▶ _The problem_: In the data, find the word "text" and copy out every line that has it.

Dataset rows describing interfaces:
:::::

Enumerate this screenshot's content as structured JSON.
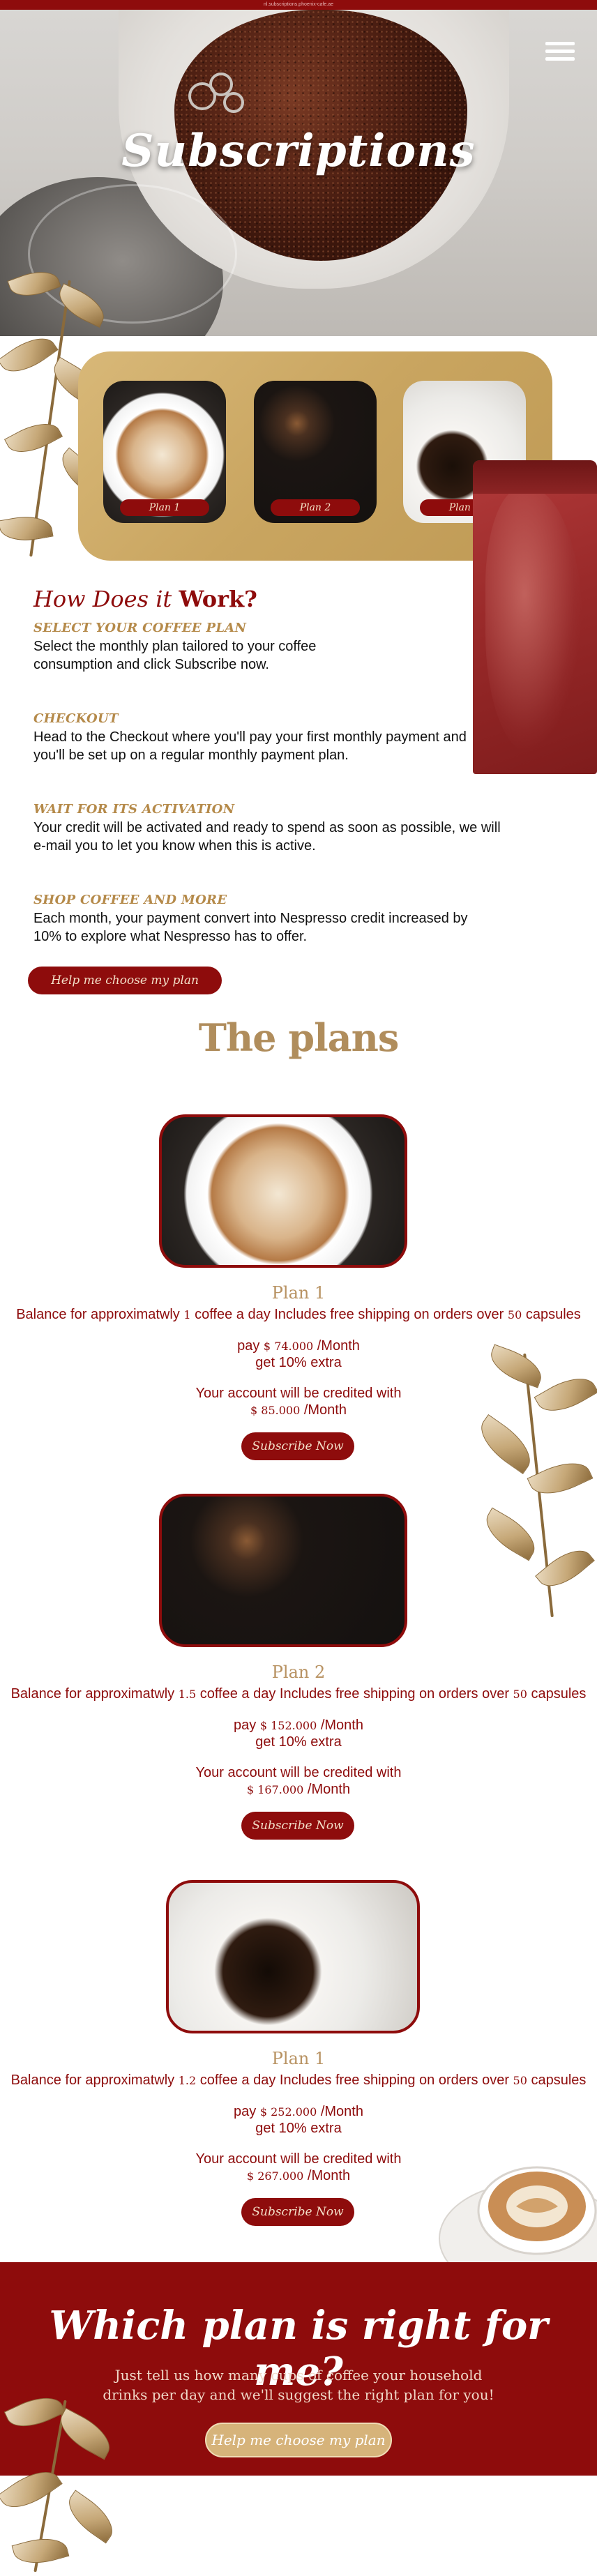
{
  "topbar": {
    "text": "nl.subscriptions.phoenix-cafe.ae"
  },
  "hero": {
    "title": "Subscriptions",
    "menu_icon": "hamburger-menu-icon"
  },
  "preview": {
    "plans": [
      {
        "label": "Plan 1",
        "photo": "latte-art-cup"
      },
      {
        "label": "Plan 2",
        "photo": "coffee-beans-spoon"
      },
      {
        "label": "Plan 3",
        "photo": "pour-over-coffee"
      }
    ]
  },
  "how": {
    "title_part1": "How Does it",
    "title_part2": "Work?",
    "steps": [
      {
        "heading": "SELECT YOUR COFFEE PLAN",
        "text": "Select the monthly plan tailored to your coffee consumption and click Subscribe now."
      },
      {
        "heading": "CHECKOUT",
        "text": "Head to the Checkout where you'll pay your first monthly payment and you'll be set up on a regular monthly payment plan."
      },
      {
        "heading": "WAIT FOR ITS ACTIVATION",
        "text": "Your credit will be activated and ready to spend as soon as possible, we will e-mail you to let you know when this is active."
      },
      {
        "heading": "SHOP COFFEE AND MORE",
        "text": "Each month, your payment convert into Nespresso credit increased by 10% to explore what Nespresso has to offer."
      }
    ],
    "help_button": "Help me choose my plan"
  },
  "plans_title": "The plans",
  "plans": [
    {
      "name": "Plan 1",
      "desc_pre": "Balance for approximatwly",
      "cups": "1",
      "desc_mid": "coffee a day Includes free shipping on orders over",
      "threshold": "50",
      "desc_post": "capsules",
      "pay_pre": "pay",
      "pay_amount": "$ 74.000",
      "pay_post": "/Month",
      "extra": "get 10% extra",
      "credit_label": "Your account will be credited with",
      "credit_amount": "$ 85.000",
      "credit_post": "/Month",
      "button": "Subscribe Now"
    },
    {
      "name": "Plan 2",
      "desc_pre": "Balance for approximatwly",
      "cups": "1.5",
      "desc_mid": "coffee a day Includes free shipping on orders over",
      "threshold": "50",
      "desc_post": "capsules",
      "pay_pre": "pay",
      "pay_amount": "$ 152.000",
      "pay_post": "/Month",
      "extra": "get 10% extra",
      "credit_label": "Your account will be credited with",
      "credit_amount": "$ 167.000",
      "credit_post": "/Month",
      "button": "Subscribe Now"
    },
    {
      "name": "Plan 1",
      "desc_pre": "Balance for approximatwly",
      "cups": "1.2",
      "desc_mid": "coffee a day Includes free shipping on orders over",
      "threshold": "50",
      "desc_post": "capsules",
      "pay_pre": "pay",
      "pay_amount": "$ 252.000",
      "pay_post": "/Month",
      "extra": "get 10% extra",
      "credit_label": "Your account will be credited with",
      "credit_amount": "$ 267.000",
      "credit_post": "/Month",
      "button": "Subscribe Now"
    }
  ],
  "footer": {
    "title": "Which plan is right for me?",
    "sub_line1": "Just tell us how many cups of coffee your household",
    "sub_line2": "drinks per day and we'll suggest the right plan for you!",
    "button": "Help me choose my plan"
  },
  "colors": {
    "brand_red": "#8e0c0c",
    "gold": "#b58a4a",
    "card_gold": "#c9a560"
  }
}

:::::

▶ _Worked solution_:
    "text": "nl.subscriptions.phoenix-cafe.ae"
        "text": "Select the monthly plan tailored to your coffee consumption and click Subscribe now."
        "text": "Head to the Checkout where you'll pay your first monthly payment and you'll be set up on a regular monthly payment plan."
        "text": "Your credit will be activated and ready to spend as soon as possible, we will e-mail you to let you know when this is active."
        "text": "Each month, your payment convert into Nespresso credit increased by 10% to explore what Nespresso has to offer."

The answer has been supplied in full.